June 17, 2014 Last Updated 11:15 am

New interactive eBooks show that sometimes simplicity can work, too

New eBooks published by many publishers, such as Lonely Planet and Phaidon, wisely concentrate on design and readability more than they do tech wizardry

Being involved in digital publishing in the Chicago area can be a pretty depressing occupation. The Tribune’s media reporter ignores anything involving digital media, and the book publishers – and there are quite a number of them – will lecture you about how readers are only interested in good narratives. Leave all that digital hocus pocus for the folks on the east and west coasts.

Rams-iPad-chapterTrying to convince media folks and publishers here that digital media does not have to mean lots of HTML animation and video, and that good digital design actually adds something to many, many book projects is a Sisyphean enterprise.

But interactive eBooks do not have to be production projects such as the brilliant The Mozart Project, filled with video and audio, discussion areas, and animations.

A quick look at three eBooks, all built with iBooks Author, show that simple works, too.

Dieter Ramms: As Little Design As Possible by Sophie Lovell is a good, and ironic example. The new book is expected to be published in mid-July, but readers can download a sample now to get a flavor.

Designed in portrait orientation, its emphasis appears to on the text and graphics. So why do the book as an interactive eBook? Because only by designing for a fixed layout can you get the same freedom to create as you can in print. In other words, if you are going to publish digitally, why handcuff yourself by creating an ugly Kindle edition or ePub book that ends up ruining the reader experience?

In fact, it is an insult to print to treat digital so poorly.

The new eBook is published by Phaidon who is getting lots of help from Apple in promoting their books as they use iBooks Author. An eBook that has already been published that provides a good example of keeping it simply, but elegant is Fäviken by Magnus Nilsson. Fäviken is a restaurant in a remote farm in northern Sweden run by Fäviken Magasinet – so this is one of those chef cookbooks that readers so like.

This iBook is designed in landscape, but again the design is simple, with the emphasis on the pictures, as well as the recipes (and the restaurant’s story).

That print publishers wouldn’t understand that building an eBook such as this takes nothing away from the text is a bit hard to understand. But then again, the problem may lie in their familiarity with what is being published, rather than simply stubbornness.

More complex eBooks that use iBooks Author come from Lonely Planet.
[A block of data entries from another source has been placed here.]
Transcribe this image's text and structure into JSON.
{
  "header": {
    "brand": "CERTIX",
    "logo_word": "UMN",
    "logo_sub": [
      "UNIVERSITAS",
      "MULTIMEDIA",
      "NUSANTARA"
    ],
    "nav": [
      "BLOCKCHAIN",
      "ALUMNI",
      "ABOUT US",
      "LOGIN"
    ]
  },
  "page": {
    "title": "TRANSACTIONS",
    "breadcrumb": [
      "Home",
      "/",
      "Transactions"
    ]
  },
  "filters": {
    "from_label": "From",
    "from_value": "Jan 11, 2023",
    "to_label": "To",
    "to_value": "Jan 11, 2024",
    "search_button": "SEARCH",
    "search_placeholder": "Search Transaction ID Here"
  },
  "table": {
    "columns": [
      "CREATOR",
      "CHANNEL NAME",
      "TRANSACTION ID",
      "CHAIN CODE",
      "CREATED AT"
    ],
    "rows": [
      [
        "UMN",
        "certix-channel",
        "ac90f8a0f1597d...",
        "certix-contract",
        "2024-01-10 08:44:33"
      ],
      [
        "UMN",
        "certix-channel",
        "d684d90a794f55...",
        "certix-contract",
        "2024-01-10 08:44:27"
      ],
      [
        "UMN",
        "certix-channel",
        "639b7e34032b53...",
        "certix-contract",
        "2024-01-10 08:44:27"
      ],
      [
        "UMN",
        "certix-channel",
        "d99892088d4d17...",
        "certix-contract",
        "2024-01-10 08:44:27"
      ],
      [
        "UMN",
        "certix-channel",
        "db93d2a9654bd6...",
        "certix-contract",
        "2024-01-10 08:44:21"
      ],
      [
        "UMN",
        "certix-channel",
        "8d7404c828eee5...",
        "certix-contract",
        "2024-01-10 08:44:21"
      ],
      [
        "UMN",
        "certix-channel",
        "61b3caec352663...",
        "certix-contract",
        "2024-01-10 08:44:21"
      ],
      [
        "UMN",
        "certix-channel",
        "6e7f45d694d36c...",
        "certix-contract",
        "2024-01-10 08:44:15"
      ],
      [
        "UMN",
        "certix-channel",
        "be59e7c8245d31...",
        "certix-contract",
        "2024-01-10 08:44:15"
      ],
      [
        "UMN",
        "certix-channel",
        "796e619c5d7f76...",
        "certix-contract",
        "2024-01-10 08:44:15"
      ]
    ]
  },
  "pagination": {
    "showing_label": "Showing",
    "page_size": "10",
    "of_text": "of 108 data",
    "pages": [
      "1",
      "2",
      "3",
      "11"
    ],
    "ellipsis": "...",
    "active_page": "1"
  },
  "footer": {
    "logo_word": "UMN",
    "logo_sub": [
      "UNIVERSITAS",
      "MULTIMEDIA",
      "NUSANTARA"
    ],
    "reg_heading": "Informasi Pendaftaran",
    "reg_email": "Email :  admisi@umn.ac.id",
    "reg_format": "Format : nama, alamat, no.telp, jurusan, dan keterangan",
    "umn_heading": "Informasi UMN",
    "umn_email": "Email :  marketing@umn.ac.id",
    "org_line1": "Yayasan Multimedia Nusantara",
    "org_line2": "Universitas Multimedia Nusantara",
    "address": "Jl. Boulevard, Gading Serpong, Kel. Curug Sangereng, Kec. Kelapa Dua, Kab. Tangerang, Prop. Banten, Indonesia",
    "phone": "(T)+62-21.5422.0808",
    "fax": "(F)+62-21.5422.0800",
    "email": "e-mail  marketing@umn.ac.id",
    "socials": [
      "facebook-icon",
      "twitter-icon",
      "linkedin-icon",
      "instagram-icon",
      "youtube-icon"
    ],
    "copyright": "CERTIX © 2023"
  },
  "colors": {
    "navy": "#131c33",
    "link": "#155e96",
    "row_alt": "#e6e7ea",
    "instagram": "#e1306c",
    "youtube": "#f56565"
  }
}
Their series of travel books use much more of the wizardry that digital can supply, but still allows for easy navigation, and plenty of room for words.

In the gallery below, the last slide shows an example of the use of a scrolling text box, a widget that saves designers who find, to their horror, that the text simply won’t fit onto the page they are designing. The two slides before that one show a bit of interactivity that makes total sense on an eBook.

There is an enormous amount of excellent publishing being done, it is such a shame that getting some media types (and other publishers) to take notice is such a chore.

[tribulant_slideshow gallery_id=”35″]

  • Mark D'Antoni 3 years ago

    I don’t know about Chicago, but it’s a big wide world out here. You’ve made some excellent points about designing digital publications. Good design works (or doesn’t) for digital, as well as print books. A title can be over-designed, ugly, or great!

    I think many media types dismiss digital at their professional peril. With fixed-layout EPUBs, iBooks Author, and Adobe making advances in books, magazines and digital apps, there is a tide upon us — a wave of innovation exploiting exciting new advances in technology which will change publishing as we know it. Pretty cool.

    Thanks for the article, D.B. Hebbard.